- Task details
Type out the records again, exactly as they are.

- Input material
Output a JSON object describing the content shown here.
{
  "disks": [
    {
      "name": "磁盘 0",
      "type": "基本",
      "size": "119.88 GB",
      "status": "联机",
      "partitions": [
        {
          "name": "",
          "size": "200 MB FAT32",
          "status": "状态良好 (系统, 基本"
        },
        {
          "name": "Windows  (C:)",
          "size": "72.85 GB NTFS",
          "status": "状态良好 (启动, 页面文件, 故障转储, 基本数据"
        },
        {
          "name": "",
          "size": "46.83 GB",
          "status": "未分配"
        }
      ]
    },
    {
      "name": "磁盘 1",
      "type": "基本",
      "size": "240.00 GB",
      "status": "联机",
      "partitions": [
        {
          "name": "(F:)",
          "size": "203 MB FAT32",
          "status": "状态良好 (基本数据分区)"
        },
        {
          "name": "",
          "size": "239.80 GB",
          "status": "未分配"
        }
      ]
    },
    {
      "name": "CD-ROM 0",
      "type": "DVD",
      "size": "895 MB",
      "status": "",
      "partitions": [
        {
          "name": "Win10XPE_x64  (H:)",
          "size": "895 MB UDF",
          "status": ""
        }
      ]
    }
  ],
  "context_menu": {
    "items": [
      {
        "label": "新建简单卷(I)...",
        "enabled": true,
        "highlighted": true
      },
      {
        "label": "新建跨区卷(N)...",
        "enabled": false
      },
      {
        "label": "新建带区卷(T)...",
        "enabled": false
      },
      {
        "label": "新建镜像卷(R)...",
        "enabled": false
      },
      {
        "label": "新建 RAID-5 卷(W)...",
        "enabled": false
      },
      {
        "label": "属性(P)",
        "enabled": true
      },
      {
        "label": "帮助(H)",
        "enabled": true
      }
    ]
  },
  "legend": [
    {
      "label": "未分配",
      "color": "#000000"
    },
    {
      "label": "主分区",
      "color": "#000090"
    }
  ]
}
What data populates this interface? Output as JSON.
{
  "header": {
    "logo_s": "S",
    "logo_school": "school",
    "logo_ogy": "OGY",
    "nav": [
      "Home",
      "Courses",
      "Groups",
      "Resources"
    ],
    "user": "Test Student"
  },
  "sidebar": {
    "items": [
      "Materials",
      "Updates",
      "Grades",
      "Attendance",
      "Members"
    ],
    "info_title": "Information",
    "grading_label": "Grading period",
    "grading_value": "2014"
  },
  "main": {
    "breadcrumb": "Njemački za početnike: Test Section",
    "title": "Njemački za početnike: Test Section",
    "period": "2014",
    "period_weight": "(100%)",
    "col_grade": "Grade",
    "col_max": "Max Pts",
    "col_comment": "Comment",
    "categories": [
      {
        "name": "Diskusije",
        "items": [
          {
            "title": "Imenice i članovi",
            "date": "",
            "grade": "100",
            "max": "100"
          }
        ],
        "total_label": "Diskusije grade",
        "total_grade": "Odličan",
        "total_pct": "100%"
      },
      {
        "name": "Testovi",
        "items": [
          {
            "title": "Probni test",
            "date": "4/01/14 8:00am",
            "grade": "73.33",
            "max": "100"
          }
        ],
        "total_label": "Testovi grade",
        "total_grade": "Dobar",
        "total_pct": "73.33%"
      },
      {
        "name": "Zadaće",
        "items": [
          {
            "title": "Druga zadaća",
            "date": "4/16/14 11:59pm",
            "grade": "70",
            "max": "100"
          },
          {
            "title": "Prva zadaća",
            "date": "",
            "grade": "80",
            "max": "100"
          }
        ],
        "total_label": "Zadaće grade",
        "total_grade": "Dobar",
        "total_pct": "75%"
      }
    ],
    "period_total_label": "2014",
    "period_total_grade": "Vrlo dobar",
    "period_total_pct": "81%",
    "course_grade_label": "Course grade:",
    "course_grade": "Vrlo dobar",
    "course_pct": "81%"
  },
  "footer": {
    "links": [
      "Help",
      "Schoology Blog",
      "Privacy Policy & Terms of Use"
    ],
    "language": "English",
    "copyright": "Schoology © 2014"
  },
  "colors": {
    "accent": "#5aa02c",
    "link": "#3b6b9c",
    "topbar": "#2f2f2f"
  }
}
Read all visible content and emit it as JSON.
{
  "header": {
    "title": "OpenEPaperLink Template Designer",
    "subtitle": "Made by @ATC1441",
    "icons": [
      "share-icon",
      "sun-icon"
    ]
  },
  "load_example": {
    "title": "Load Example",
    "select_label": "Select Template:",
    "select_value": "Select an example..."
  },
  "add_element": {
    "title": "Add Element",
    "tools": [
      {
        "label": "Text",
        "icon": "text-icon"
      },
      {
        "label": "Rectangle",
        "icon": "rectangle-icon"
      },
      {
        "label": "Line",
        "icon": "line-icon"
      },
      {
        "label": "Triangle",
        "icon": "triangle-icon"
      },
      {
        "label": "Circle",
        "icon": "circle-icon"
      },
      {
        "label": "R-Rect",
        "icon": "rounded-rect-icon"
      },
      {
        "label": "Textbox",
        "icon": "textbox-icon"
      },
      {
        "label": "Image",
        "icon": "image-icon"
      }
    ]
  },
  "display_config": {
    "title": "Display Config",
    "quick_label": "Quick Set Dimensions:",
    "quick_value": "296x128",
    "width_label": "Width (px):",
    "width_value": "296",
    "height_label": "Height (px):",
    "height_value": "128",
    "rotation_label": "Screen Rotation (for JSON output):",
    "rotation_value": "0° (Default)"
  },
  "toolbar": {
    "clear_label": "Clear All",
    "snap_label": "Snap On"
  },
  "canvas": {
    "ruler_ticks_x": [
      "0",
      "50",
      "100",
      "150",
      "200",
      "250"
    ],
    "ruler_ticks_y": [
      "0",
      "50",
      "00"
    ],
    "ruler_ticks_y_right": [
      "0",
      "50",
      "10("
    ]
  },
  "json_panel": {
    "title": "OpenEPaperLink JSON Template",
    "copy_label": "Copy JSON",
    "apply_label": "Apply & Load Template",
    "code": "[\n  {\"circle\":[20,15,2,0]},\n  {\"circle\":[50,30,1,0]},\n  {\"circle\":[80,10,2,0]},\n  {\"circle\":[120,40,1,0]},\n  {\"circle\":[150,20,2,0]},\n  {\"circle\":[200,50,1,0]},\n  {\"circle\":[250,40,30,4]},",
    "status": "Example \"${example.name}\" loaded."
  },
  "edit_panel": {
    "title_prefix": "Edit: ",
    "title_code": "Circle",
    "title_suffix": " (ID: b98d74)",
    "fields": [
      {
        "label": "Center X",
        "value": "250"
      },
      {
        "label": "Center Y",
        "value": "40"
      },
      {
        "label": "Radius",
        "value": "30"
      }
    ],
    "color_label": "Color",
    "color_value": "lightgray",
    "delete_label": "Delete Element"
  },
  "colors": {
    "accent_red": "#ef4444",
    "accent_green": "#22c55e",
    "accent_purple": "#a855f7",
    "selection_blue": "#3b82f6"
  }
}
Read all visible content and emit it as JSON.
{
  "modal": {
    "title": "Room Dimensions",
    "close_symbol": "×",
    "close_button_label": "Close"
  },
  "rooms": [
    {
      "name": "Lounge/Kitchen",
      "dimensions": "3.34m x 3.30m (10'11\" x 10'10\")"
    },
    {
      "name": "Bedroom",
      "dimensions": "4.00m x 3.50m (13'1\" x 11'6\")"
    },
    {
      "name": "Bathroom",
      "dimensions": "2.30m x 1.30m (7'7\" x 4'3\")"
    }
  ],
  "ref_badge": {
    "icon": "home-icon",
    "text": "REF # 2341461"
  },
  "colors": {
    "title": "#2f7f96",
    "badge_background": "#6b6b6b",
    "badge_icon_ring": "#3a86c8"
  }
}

- Answer to this problem
Output a JSON object describing the content shown here.
{
  "disks": [
    {
      "name": "磁盘 0",
      "type": "基本",
      "size": "119.88 GB",
      "status": "联机",
      "partitions": [
        {
          "name": "",
          "size": "200 MB FAT32",
          "status": "状态良好 (系统, 基本"
        },
        {
          "name": "Windows  (C:)",
          "size": "72.85 GB NTFS",
          "status": "状态良好 (启动, 页面文件, 故障转储, 基本数据"
        },
        {
          "name": "",
          "size": "46.83 GB",
          "status": "未分配"
        }
      ]
    },
    {
      "name": "磁盘 1",
      "type": "基本",
      "size": "240.00 GB",
      "status": "联机",
      "partitions": [
        {
          "name": "(F:)",
          "size": "203 MB FAT32",
          "status": "状态良好 (基本数据分区)"
        },
        {
          "name": "",
          "size": "239.80 GB",
          "status": "未分配"
        }
      ]
    },
    {
      "name": "CD-ROM 0",
      "type": "DVD",
      "size": "895 MB",
      "status": "",
      "partitions": [
        {
          "name": "Win10XPE_x64  (H:)",
          "size": "895 MB UDF",
          "status": ""
        }
      ]
    }
  ],
  "context_menu": {
    "items": [
      {
        "label": "新建简单卷(I)...",
        "enabled": true,
        "highlighted": true
      },
      {
        "label": "新建跨区卷(N)...",
        "enabled": false
      },
      {
        "label": "新建带区卷(T)...",
        "enabled": false
      },
      {
        "label": "新建镜像卷(R)...",
        "enabled": false
      },
      {
        "label": "新建 RAID-5 卷(W)...",
        "enabled": false
      },
      {
        "label": "属性(P)",
        "enabled": true
      },
      {
        "label": "帮助(H)",
        "enabled": true
      }
    ]
  },
  "legend": [
    {
      "label": "未分配",
      "color": "#000000"
    },
    {
      "label": "主分区",
      "color": "#000090"
    }
  ]
}
What data populates this interface? Output as JSON.
{
  "header": {
    "logo_s": "S",
    "logo_school": "school",
    "logo_ogy": "OGY",
    "nav": [
      "Home",
      "Courses",
      "Groups",
      "Resources"
    ],
    "user": "Test Student"
  },
  "sidebar": {
    "items": [
      "Materials",
      "Updates",
      "Grades",
      "Attendance",
      "Members"
    ],
    "info_title": "Information",
    "grading_label": "Grading period",
    "grading_value": "2014"
  },
  "main": {
    "breadcrumb": "Njemački za početnike: Test Section",
    "title": "Njemački za početnike: Test Section",
    "period": "2014",
    "period_weight": "(100%)",
    "col_grade": "Grade",
    "col_max": "Max Pts",
    "col_comment": "Comment",
    "categories": [
      {
        "name": "Diskusije",
        "items": [
          {
            "title": "Imenice i članovi",
            "date": "",
            "grade": "100",
            "max": "100"
          }
        ],
        "total_label": "Diskusije grade",
        "total_grade": "Odličan",
        "total_pct": "100%"
      },
      {
        "name": "Testovi",
        "items": [
          {
            "title": "Probni test",
            "date": "4/01/14 8:00am",
            "grade": "73.33",
            "max": "100"
          }
        ],
        "total_label": "Testovi grade",
        "total_grade": "Dobar",
        "total_pct": "73.33%"
      },
      {
        "name": "Zadaće",
        "items": [
          {
            "title": "Druga zadaća",
            "date": "4/16/14 11:59pm",
            "grade": "70",
            "max": "100"
          },
          {
            "title": "Prva zadaća",
            "date": "",
            "grade": "80",
            "max": "100"
          }
        ],
        "total_label": "Zadaće grade",
        "total_grade": "Dobar",
        "total_pct": "75%"
      }
    ],
    "period_total_label": "2014",
    "period_total_grade": "Vrlo dobar",
    "period_total_pct": "81%",
    "course_grade_label": "Course grade:",
    "course_grade": "Vrlo dobar",
    "course_pct": "81%"
  },
  "footer": {
    "links": [
      "Help",
      "Schoology Blog",
      "Privacy Policy & Terms of Use"
    ],
    "language": "English",
    "copyright": "Schoology © 2014"
  },
  "colors": {
    "accent": "#5aa02c",
    "link": "#3b6b9c",
    "topbar": "#2f2f2f"
  }
}
Read all visible content and emit it as JSON.
{
  "header": {
    "title": "OpenEPaperLink Template Designer",
    "subtitle": "Made by @ATC1441",
    "icons": [
      "share-icon",
      "sun-icon"
    ]
  },
  "load_example": {
    "title": "Load Example",
    "select_label": "Select Template:",
    "select_value": "Select an example..."
  },
  "add_element": {
    "title": "Add Element",
    "tools": [
      {
        "label": "Text",
        "icon": "text-icon"
      },
      {
        "label": "Rectangle",
        "icon": "rectangle-icon"
      },
      {
        "label": "Line",
        "icon": "line-icon"
      },
      {
        "label": "Triangle",
        "icon": "triangle-icon"
      },
      {
        "label": "Circle",
        "icon": "circle-icon"
      },
      {
        "label": "R-Rect",
        "icon": "rounded-rect-icon"
      },
      {
        "label": "Textbox",
        "icon": "textbox-icon"
      },
      {
        "label": "Image",
        "icon": "image-icon"
      }
    ]
  },
  "display_config": {
    "title": "Display Config",
    "quick_label": "Quick Set Dimensions:",
    "quick_value": "296x128",
    "width_label": "Width (px):",
    "width_value": "296",
    "height_label": "Height (px):",
    "height_value": "128",
    "rotation_label": "Screen Rotation (for JSON output):",
    "rotation_value": "0° (Default)"
  },
  "toolbar": {
    "clear_label": "Clear All",
    "snap_label": "Snap On"
  },
  "canvas": {
    "ruler_ticks_x": [
      "0",
      "50",
      "100",
      "150",
      "200",
      "250"
    ],
    "ruler_ticks_y": [
      "0",
      "50",
      "00"
    ],
    "ruler_ticks_y_right": [
      "0",
      "50",
      "10("
    ]
  },
  "json_panel": {
    "title": "OpenEPaperLink JSON Template",
    "copy_label": "Copy JSON",
    "apply_label": "Apply & Load Template",
    "code": "[\n  {\"circle\":[20,15,2,0]},\n  {\"circle\":[50,30,1,0]},\n  {\"circle\":[80,10,2,0]},\n  {\"circle\":[120,40,1,0]},\n  {\"circle\":[150,20,2,0]},\n  {\"circle\":[200,50,1,0]},\n  {\"circle\":[250,40,30,4]},",
    "status": "Example \"${example.name}\" loaded."
  },
  "edit_panel": {
    "title_prefix": "Edit: ",
    "title_code": "Circle",
    "title_suffix": " (ID: b98d74)",
    "fields": [
      {
        "label": "Center X",
        "value": "250"
      },
      {
        "label": "Center Y",
        "value": "40"
      },
      {
        "label": "Radius",
        "value": "30"
      }
    ],
    "color_label": "Color",
    "color_value": "lightgray",
    "delete_label": "Delete Element"
  },
  "colors": {
    "accent_red": "#ef4444",
    "accent_green": "#22c55e",
    "accent_purple": "#a855f7",
    "selection_blue": "#3b82f6"
  }
}
Read all visible content and emit it as JSON.
{
  "modal": {
    "title": "Room Dimensions",
    "close_symbol": "×",
    "close_button_label": "Close"
  },
  "rooms": [
    {
      "name": "Lounge/Kitchen",
      "dimensions": "3.34m x 3.30m (10'11\" x 10'10\")"
    },
    {
      "name": "Bedroom",
      "dimensions": "4.00m x 3.50m (13'1\" x 11'6\")"
    },
    {
      "name": "Bathroom",
      "dimensions": "2.30m x 1.30m (7'7\" x 4'3\")"
    }
  ],
  "ref_badge": {
    "icon": "home-icon",
    "text": "REF # 2341461"
  },
  "colors": {
    "title": "#2f7f96",
    "badge_background": "#6b6b6b",
    "badge_icon_ring": "#3a86c8"
  }
}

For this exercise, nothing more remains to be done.